**Task instructions**
From the entries below, copy each line in which the word "title" occurs.

**Website and app data records**
╔══

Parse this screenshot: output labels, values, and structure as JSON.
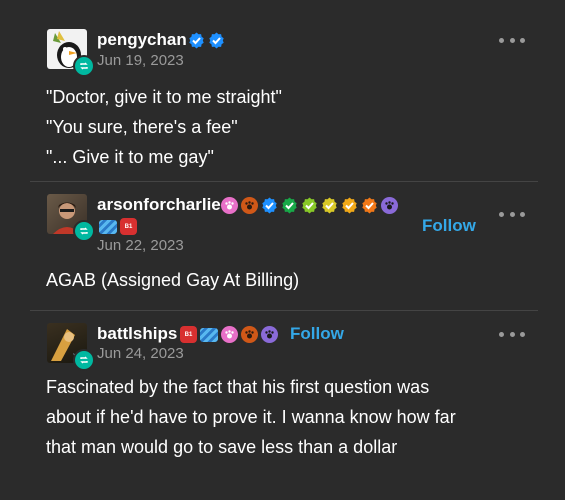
{
  "posts": [
    {
      "username": "pengychan",
      "date": "Jun 19, 2023",
      "lines": [
        "\"Doctor, give it to me straight\"",
        "\"You sure, there's a fee\"",
        "\"... Give it to me gay\""
      ],
      "avatar_colors": [
        "#f4f4f4",
        "#5a8a3a",
        "#1a1a1a"
      ],
      "badges": [
        "blue-check-badge",
        "blue-check-badge"
      ]
    },
    {
      "username": "arsonforcharlie",
      "date": "Jun 22, 2023",
      "follow": "Follow",
      "text": "AGAB (Assigned Gay At Billing)",
      "avatar_colors": [
        "#5a4a3a",
        "#c04030"
      ],
      "badges": [
        "pink-paw-badge",
        "orange-paw-badge",
        "blue-check-badge",
        "green-check-badge",
        "lime-check-badge",
        "yellow-check-badge",
        "gold-check-badge",
        "orange-check-badge",
        "purple-paw-badge",
        "blue-striped-badge",
        "red-octagon-badge"
      ]
    },
    {
      "username": "battlships",
      "date": "Jun 24, 2023",
      "follow": "Follow",
      "lines": [
        "Fascinated by the fact that his first question was",
        "about if he'd have to prove it. I wanna know how far",
        "that man would go to save less than a dollar"
      ],
      "avatar_colors": [
        "#3a3020",
        "#d8a040"
      ],
      "badges": [
        "red-octagon-badge",
        "blue-striped-badge",
        "pink-paw-badge",
        "orange-paw-badge",
        "purple-paw-badge"
      ]
    }
  ],
  "colors": {
    "background": "#2b2b2b",
    "follow": "#34a8e8",
    "reblog": "#00b8a0",
    "verified": "#1e90ff"
  }
}
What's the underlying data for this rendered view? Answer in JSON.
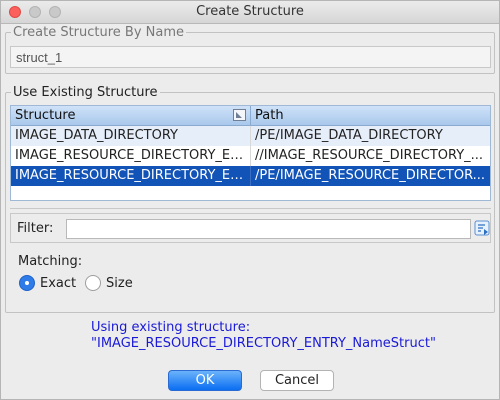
{
  "window": {
    "title": "Create Structure"
  },
  "create_group": {
    "legend": "Create Structure By Name",
    "name_value": "struct_1"
  },
  "existing_group": {
    "legend": "Use Existing Structure",
    "table": {
      "columns": [
        "Structure",
        "Path"
      ],
      "rows": [
        {
          "structure": "IMAGE_DATA_DIRECTORY",
          "path": "/PE/IMAGE_DATA_DIRECTORY"
        },
        {
          "structure": "IMAGE_RESOURCE_DIRECTORY_EN...",
          "path": "//IMAGE_RESOURCE_DIRECTORY_..."
        },
        {
          "structure": "IMAGE_RESOURCE_DIRECTORY_EN...",
          "path": "/PE/IMAGE_RESOURCE_DIRECTOR..."
        }
      ],
      "selected_row": 2
    },
    "filter": {
      "label": "Filter:",
      "value": ""
    },
    "matching": {
      "label": "Matching:",
      "options": [
        "Exact",
        "Size"
      ],
      "selected": "Exact"
    }
  },
  "status": {
    "line1": "Using existing structure:",
    "line2": "\"IMAGE_RESOURCE_DIRECTORY_ENTRY_NameStruct\""
  },
  "buttons": {
    "ok": "OK",
    "cancel": "Cancel"
  },
  "colors": {
    "accent": "#0a6ef2",
    "selection": "#1253b8",
    "status_text": "#1a1ad6"
  }
}
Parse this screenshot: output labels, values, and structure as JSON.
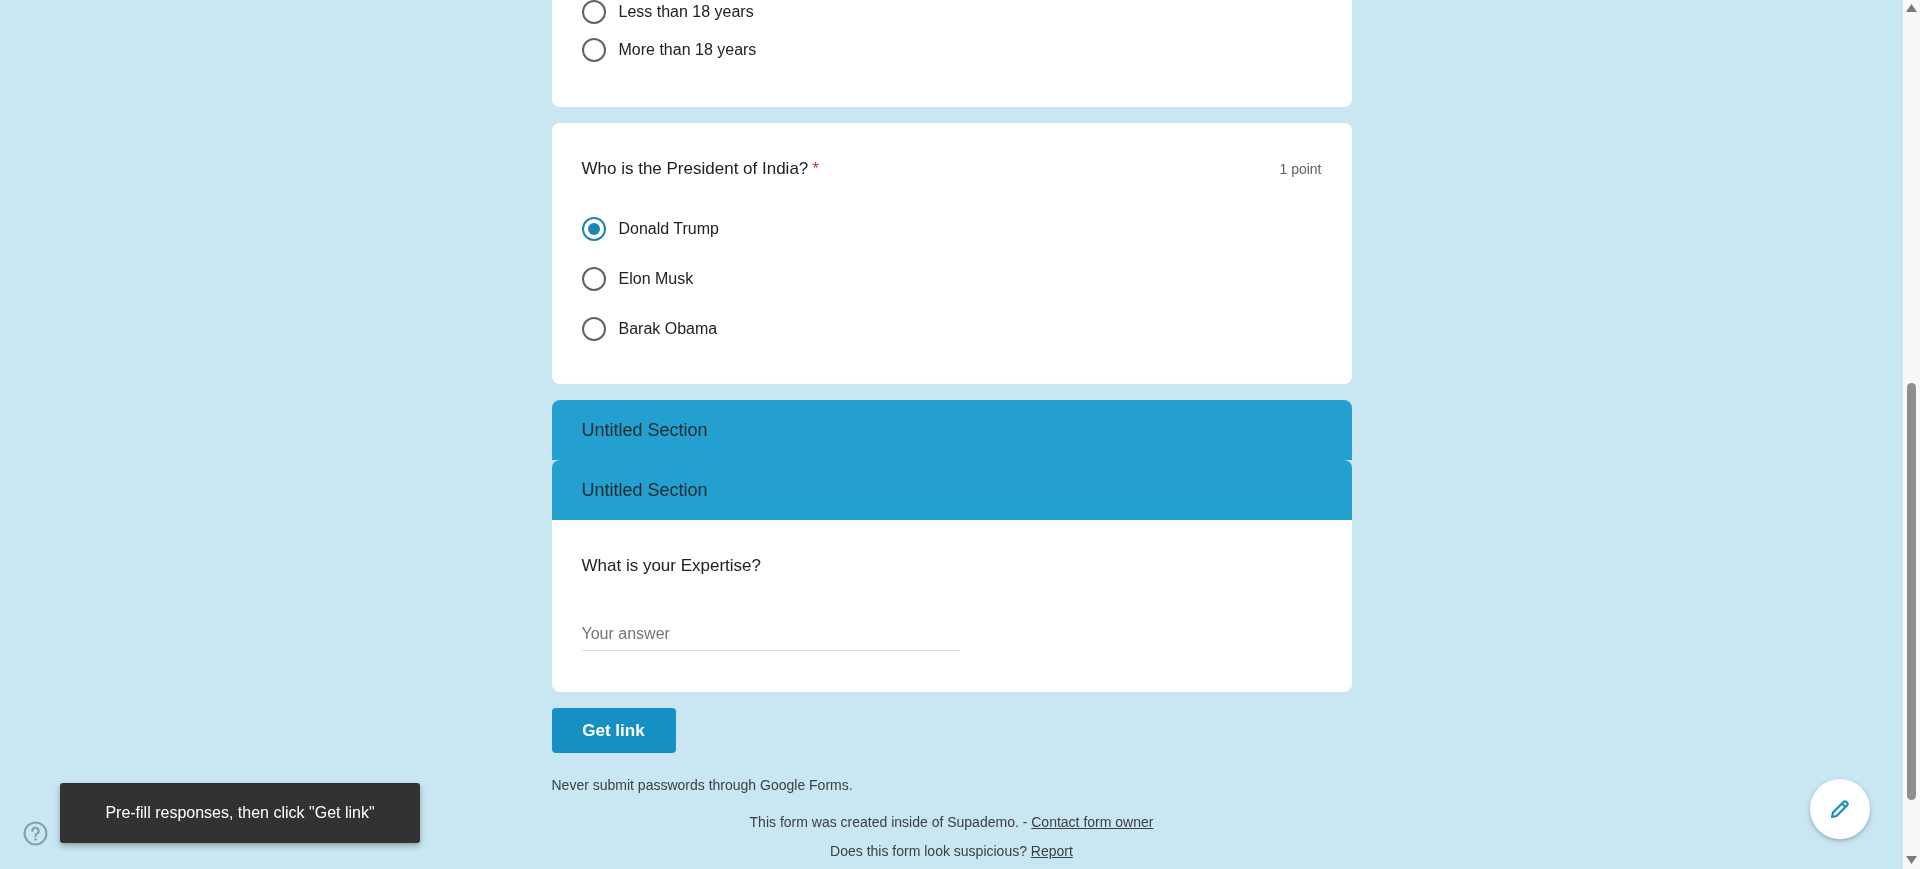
{
  "items": [
    {
      "kind": "choice",
      "options": [
        {
          "label": "Less than 18 years",
          "selected": false
        },
        {
          "label": "More than 18 years",
          "selected": false
        }
      ]
    },
    {
      "kind": "choice",
      "title": "Who is the President of India?",
      "required_mark": "*",
      "points": "1 point",
      "options": [
        {
          "label": "Donald Trump",
          "selected": true
        },
        {
          "label": "Elon Musk",
          "selected": false
        },
        {
          "label": "Barak Obama",
          "selected": false
        }
      ]
    },
    {
      "kind": "section",
      "title": "Untitled Section"
    },
    {
      "kind": "section",
      "title": "Untitled Section",
      "questions": [
        {
          "kind": "short_answer",
          "title": "What is your Expertise?",
          "placeholder": "Your answer"
        }
      ]
    }
  ],
  "submit_button": "Get link",
  "notice": "Never submit passwords through Google Forms.",
  "footer": {
    "created_text": "This form was created inside of Supademo. - ",
    "contact_link": "Contact form owner",
    "suspicious_text": "Does this form look suspicious? ",
    "report_link": "Report"
  },
  "toast": "Pre-fill responses, then click \"Get link\""
}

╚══

**Exercise output**
    "title": "Create Structure"
      "title": "Who is the President of India?",
      "title": "Untitled Section"
      "title": "Untitled Section",
          "title": "What is your Expertise?",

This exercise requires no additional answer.